[Excerpted records Boundary: Start]
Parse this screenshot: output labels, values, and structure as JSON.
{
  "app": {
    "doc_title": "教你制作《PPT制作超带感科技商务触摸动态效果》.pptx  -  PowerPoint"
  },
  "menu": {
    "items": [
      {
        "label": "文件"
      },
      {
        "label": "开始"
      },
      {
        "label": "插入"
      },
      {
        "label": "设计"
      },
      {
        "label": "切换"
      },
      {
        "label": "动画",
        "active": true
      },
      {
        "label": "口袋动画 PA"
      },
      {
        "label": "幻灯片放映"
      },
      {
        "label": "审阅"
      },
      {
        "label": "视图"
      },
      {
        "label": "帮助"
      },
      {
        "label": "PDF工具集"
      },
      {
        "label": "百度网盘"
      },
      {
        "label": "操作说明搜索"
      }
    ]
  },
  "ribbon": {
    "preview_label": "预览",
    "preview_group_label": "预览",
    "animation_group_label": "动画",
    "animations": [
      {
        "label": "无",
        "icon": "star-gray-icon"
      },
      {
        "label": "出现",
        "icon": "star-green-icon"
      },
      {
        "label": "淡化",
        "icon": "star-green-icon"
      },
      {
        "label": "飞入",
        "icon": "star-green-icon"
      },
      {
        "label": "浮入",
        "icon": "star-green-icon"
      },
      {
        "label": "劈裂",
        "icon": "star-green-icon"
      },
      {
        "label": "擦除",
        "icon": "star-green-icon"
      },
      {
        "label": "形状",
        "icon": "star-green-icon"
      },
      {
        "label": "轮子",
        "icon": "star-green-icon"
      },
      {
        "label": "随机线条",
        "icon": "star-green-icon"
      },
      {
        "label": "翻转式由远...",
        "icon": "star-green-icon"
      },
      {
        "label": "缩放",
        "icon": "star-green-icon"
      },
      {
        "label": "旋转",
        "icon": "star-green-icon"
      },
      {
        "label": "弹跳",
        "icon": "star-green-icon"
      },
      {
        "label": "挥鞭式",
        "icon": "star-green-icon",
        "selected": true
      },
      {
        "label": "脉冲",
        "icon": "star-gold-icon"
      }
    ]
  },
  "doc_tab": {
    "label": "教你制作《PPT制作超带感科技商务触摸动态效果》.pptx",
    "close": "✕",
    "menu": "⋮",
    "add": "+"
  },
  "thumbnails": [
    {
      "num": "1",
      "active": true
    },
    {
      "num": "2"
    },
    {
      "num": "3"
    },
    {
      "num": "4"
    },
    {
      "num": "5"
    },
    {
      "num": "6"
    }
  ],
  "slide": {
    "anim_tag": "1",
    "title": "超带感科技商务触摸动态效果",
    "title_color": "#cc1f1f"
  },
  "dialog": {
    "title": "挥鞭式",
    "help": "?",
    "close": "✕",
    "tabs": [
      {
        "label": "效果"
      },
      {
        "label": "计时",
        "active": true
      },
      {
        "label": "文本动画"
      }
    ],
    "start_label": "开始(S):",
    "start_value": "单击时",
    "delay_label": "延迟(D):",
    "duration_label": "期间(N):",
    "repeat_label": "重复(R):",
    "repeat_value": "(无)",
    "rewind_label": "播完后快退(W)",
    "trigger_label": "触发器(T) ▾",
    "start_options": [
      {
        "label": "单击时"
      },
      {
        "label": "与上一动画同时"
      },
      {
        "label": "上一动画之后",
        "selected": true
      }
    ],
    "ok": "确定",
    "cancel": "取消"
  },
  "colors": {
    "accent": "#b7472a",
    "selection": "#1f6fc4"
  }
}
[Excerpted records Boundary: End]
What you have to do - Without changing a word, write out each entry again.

Finished task -
Parse this screenshot: output labels, values, and structure as JSON.
{
  "app": {
    "doc_title": "教你制作《PPT制作超带感科技商务触摸动态效果》.pptx  -  PowerPoint"
  },
  "menu": {
    "items": [
      {
        "label": "文件"
      },
      {
        "label": "开始"
      },
      {
        "label": "插入"
      },
      {
        "label": "设计"
      },
      {
        "label": "切换"
      },
      {
        "label": "动画",
        "active": true
      },
      {
        "label": "口袋动画 PA"
      },
      {
        "label": "幻灯片放映"
      },
      {
        "label": "审阅"
      },
      {
        "label": "视图"
      },
      {
        "label": "帮助"
      },
      {
        "label": "PDF工具集"
      },
      {
        "label": "百度网盘"
      },
      {
        "label": "操作说明搜索"
      }
    ]
  },
  "ribbon": {
    "preview_label": "预览",
    "preview_group_label": "预览",
    "animation_group_label": "动画",
    "animations": [
      {
        "label": "无",
        "icon": "star-gray-icon"
      },
      {
        "label": "出现",
        "icon": "star-green-icon"
      },
      {
        "label": "淡化",
        "icon": "star-green-icon"
      },
      {
        "label": "飞入",
        "icon": "star-green-icon"
      },
      {
        "label": "浮入",
        "icon": "star-green-icon"
      },
      {
        "label": "劈裂",
        "icon": "star-green-icon"
      },
      {
        "label": "擦除",
        "icon": "star-green-icon"
      },
      {
        "label": "形状",
        "icon": "star-green-icon"
      },
      {
        "label": "轮子",
        "icon": "star-green-icon"
      },
      {
        "label": "随机线条",
        "icon": "star-green-icon"
      },
      {
        "label": "翻转式由远...",
        "icon": "star-green-icon"
      },
      {
        "label": "缩放",
        "icon": "star-green-icon"
      },
      {
        "label": "旋转",
        "icon": "star-green-icon"
      },
      {
        "label": "弹跳",
        "icon": "star-green-icon"
      },
      {
        "label": "挥鞭式",
        "icon": "star-green-icon",
        "selected": true
      },
      {
        "label": "脉冲",
        "icon": "star-gold-icon"
      }
    ]
  },
  "doc_tab": {
    "label": "教你制作《PPT制作超带感科技商务触摸动态效果》.pptx",
    "close": "✕",
    "menu": "⋮",
    "add": "+"
  },
  "thumbnails": [
    {
      "num": "1",
      "active": true
    },
    {
      "num": "2"
    },
    {
      "num": "3"
    },
    {
      "num": "4"
    },
    {
      "num": "5"
    },
    {
      "num": "6"
    }
  ],
  "slide": {
    "anim_tag": "1",
    "title": "超带感科技商务触摸动态效果",
    "title_color": "#cc1f1f"
  },
  "dialog": {
    "title": "挥鞭式",
    "help": "?",
    "close": "✕",
    "tabs": [
      {
        "label": "效果"
      },
      {
        "label": "计时",
        "active": true
      },
      {
        "label": "文本动画"
      }
    ],
    "start_label": "开始(S):",
    "start_value": "单击时",
    "delay_label": "延迟(D):",
    "duration_label": "期间(N):",
    "repeat_label": "重复(R):",
    "repeat_value": "(无)",
    "rewind_label": "播完后快退(W)",
    "trigger_label": "触发器(T) ▾",
    "start_options": [
      {
        "label": "单击时"
      },
      {
        "label": "与上一动画同时"
      },
      {
        "label": "上一动画之后",
        "selected": true
      }
    ],
    "ok": "确定",
    "cancel": "取消"
  },
  "colors": {
    "accent": "#b7472a",
    "selection": "#1f6fc4"
  }
}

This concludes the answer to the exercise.